    Purchasing bonds that are backed by the full faith and credit of the U.S. government can provide steady guaranteed income and peace of mind. Knowing the characteristics of each type of treasury ...
  2. Investing

    What's a 10-Year Treasury Note?

    A 10-year Treasury note is an intermediate debt obligation issued by the United States government, and with a ten-year maturity date.
  3. Investing

    Understanding Treasury Yield

    Treasury yield refers to the return on an investment in a U.S. government debt obligation, such as a bill, note or bond.
  4. Investing

    A Look At National Debt And Government Bonds

    Learn the functions of the U.S. Treasury, and find out how and why it issues debt.
  5. Investing

    How Safe Are U.S. Bonds?

    U.S. Treasury securities are often described as risk-free investments, but that is just not true.
  6. Investing

    How Risk Free Is The Risk-Free Rate Of Return?

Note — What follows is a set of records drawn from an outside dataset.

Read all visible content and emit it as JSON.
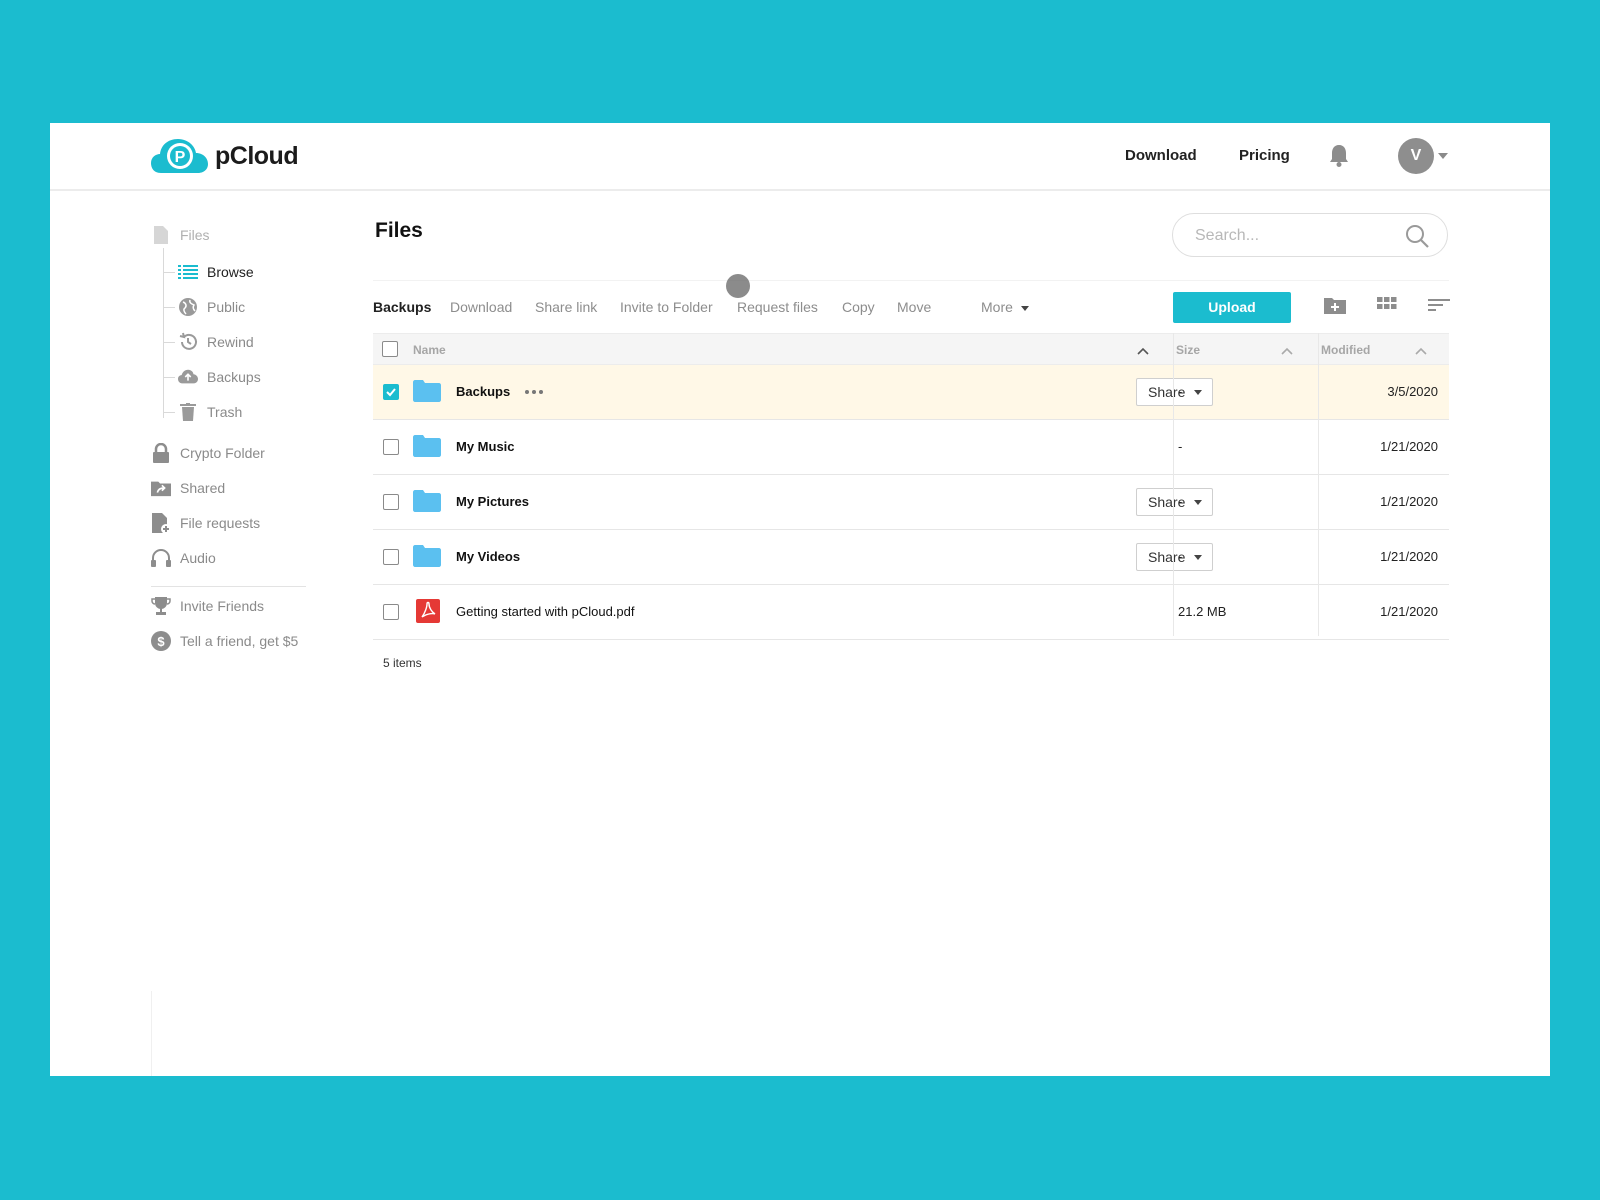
{
  "header": {
    "brand": "pCloud",
    "download_label": "Download",
    "pricing_label": "Pricing",
    "avatar_initial": "V"
  },
  "sidebar": {
    "files_label": "Files",
    "items": [
      {
        "label": "Browse",
        "icon": "list-icon"
      },
      {
        "label": "Public",
        "icon": "globe-icon"
      },
      {
        "label": "Rewind",
        "icon": "history-icon"
      },
      {
        "label": "Backups",
        "icon": "cloud-upload-icon"
      },
      {
        "label": "Trash",
        "icon": "trash-icon"
      }
    ],
    "sections": [
      {
        "label": "Crypto Folder",
        "icon": "lock-icon"
      },
      {
        "label": "Shared",
        "icon": "shared-folder-icon"
      },
      {
        "label": "File requests",
        "icon": "file-request-icon"
      },
      {
        "label": "Audio",
        "icon": "headphones-icon"
      }
    ],
    "extras": [
      {
        "label": "Invite Friends",
        "icon": "trophy-icon"
      },
      {
        "label": "Tell a friend, get $5",
        "icon": "dollar-icon"
      }
    ]
  },
  "main": {
    "title": "Files",
    "search_placeholder": "Search...",
    "toolbar": {
      "selected_name": "Backups",
      "actions": [
        "Download",
        "Share link",
        "Invite to Folder",
        "Request files",
        "Copy",
        "Move"
      ],
      "more_label": "More",
      "upload_label": "Upload"
    },
    "columns": {
      "name": "Name",
      "size": "Size",
      "modified": "Modified"
    },
    "rows": [
      {
        "name": "Backups",
        "type": "folder",
        "size": "-",
        "modified": "3/5/2020",
        "selected": true,
        "share": "Share"
      },
      {
        "name": "My Music",
        "type": "folder",
        "size": "-",
        "modified": "1/21/2020",
        "selected": false,
        "share": ""
      },
      {
        "name": "My Pictures",
        "type": "folder",
        "size": "-",
        "modified": "1/21/2020",
        "selected": false,
        "share": "Share"
      },
      {
        "name": "My Videos",
        "type": "folder",
        "size": "-",
        "modified": "1/21/2020",
        "selected": false,
        "share": "Share"
      },
      {
        "name": "Getting started with pCloud.pdf",
        "type": "pdf",
        "size": "21.2 MB",
        "modified": "1/21/2020",
        "selected": false,
        "share": ""
      }
    ],
    "items_count": "5 items"
  },
  "colors": {
    "accent": "#1bbccf",
    "selected_row": "#fff8e7",
    "folder": "#5bc0f0",
    "pdf": "#e53935"
  }
}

    This rate is rarely questioned - unless the economy falls into disarray.
  7. Investing

    IEI: iShares 3-7 Year Treasury Bond ETF

    Take a closer look at the iShares 3-7 Year Treasury Bond ETF, which is a BlackRock issue focused on intermediate maturity government bonds.
  8. Investing

    Find The Right Bond At The Right Time

    Find out which bonds you should be investing in and when you should be buying them.
RELATED FAQS
  1. When are treasury bills best to use in a portfolio?

    Understand the role that U.S. Treasury bills can play in an investment portfolio and why they represent one of the most liquid ... Read Answer >>
  2. How does a company obtain a bank guarantee?

    Find out how bank guarantees work, why they are issued and the process that a business normally goes through to acquire one ... Read Answer >>
  3. Why are treasury bond yields important to investors of other securities?

    Learn about the wide-ranging impact of U.S. Treasury Bond yields on all other interest-bearing instruments in the economy ... Read Answer >>
  4. What are some classes I can take to prepare for the Series 6 exam?

    Learn about how the risk-return tradeoff applies to bond yields, and the different types of risks associated with investing ... Read Answer >>
  5. How do I buy treasury bills?

    Discover how Treasury Bills (T-bills) are a safe-bet investment for short-term returns. The percentages on the returns vary. Read Answer >>
Hot Definitions
  1. Index

    A statistical measure of change in an economy or a securities market. In the case of financial markets, an index is a hypothetical ...
  2. Return on Market Value of Equity - ROME

    Return on market value of equity (ROME) is a comparative measure typically used by analysts to identify companies that generate ...
  3. Majority Shareholder

    A person or entity that owns more than 50% of a company's outstanding shares. The majority shareholder is often the founder ...
  4. Competitive Advantage

    An advantage that a firm has over its competitors, allowing it to generate greater sales or margins and/or retain more customers ...
  5. Mutual Fund

    An investment vehicle that is made up of a pool of funds collected from many investors for the purpose of investing in securities ...
  6. Wash-Sale Rule

    An Internal Revenue Service (IRS) rule that prohibits a taxpayer from claiming a loss on the sale or trade of a security ...
Trading Center